[[ Data extracts, beginning ]]
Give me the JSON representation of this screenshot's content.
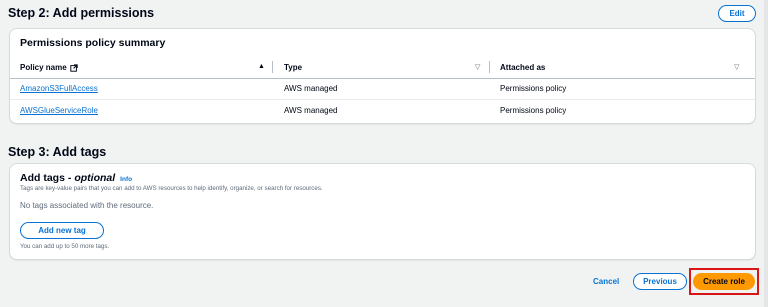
{
  "step2": {
    "title": "Step 2: Add permissions",
    "edit_label": "Edit",
    "summary_title": "Permissions policy summary",
    "columns": [
      "Policy name",
      "Type",
      "Attached as"
    ],
    "rows": [
      {
        "name": "AmazonS3FullAccess",
        "type": "AWS managed",
        "attached": "Permissions policy"
      },
      {
        "name": "AWSGlueServiceRole",
        "type": "AWS managed",
        "attached": "Permissions policy"
      }
    ]
  },
  "step3": {
    "title": "Step 3: Add tags",
    "heading": "Add tags -",
    "optional": "optional",
    "info": "Info",
    "description": "Tags are key-value pairs that you can add to AWS resources to help identify, organize, or search for resources.",
    "empty": "No tags associated with the resource.",
    "add_label": "Add new tag",
    "limit_note": "You can add up to 50 more tags."
  },
  "footer": {
    "cancel": "Cancel",
    "previous": "Previous",
    "create": "Create role"
  },
  "icons": {
    "external_link": "external-link-icon",
    "sort_asc": "sort-ascending-icon",
    "sort_default": "caret-down-icon"
  },
  "colors": {
    "link": "#0972d3",
    "primary_button": "#ff9900",
    "highlight": "#d91515"
  }
}
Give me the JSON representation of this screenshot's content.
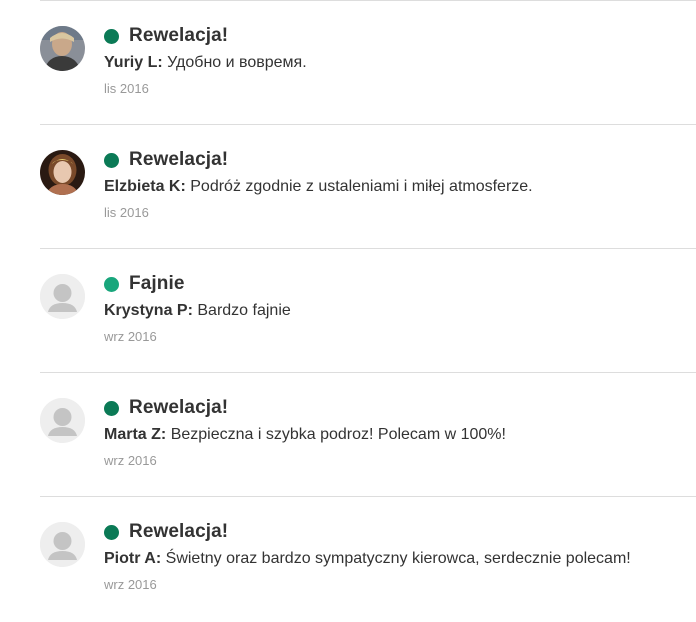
{
  "colors": {
    "rating_excellent": "#0b7a56",
    "rating_good": "#19a67c",
    "divider": "#dddddd",
    "date_text": "#999999"
  },
  "reviews": [
    {
      "avatar": "user-photo",
      "rating_label": "Rewelacja!",
      "rating_color": "#0b7a56",
      "author": "Yuriy L:",
      "text": "Удобно и вовремя.",
      "date": "lis 2016"
    },
    {
      "avatar": "user-photo",
      "rating_label": "Rewelacja!",
      "rating_color": "#0b7a56",
      "author": "Elzbieta K:",
      "text": "Podróż zgodnie z ustaleniami i miłej atmosferze.",
      "date": "lis 2016"
    },
    {
      "avatar": "default-user-icon",
      "rating_label": "Fajnie",
      "rating_color": "#19a67c",
      "author": "Krystyna P:",
      "text": "Bardzo fajnie",
      "date": "wrz 2016"
    },
    {
      "avatar": "default-user-icon",
      "rating_label": "Rewelacja!",
      "rating_color": "#0b7a56",
      "author": "Marta Z:",
      "text": "Bezpieczna i szybka podroz! Polecam w 100%!",
      "date": "wrz 2016"
    },
    {
      "avatar": "default-user-icon",
      "rating_label": "Rewelacja!",
      "rating_color": "#0b7a56",
      "author": "Piotr A:",
      "text": "Świetny oraz bardzo sympatyczny kierowca, serdecznie polecam!",
      "date": "wrz 2016"
    }
  ]
}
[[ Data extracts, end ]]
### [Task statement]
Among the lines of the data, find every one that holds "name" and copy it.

### [Task answer]
      "Policy name",
        "name": "AmazonS3FullAccess",
        "name": "AWSGlueServiceRole",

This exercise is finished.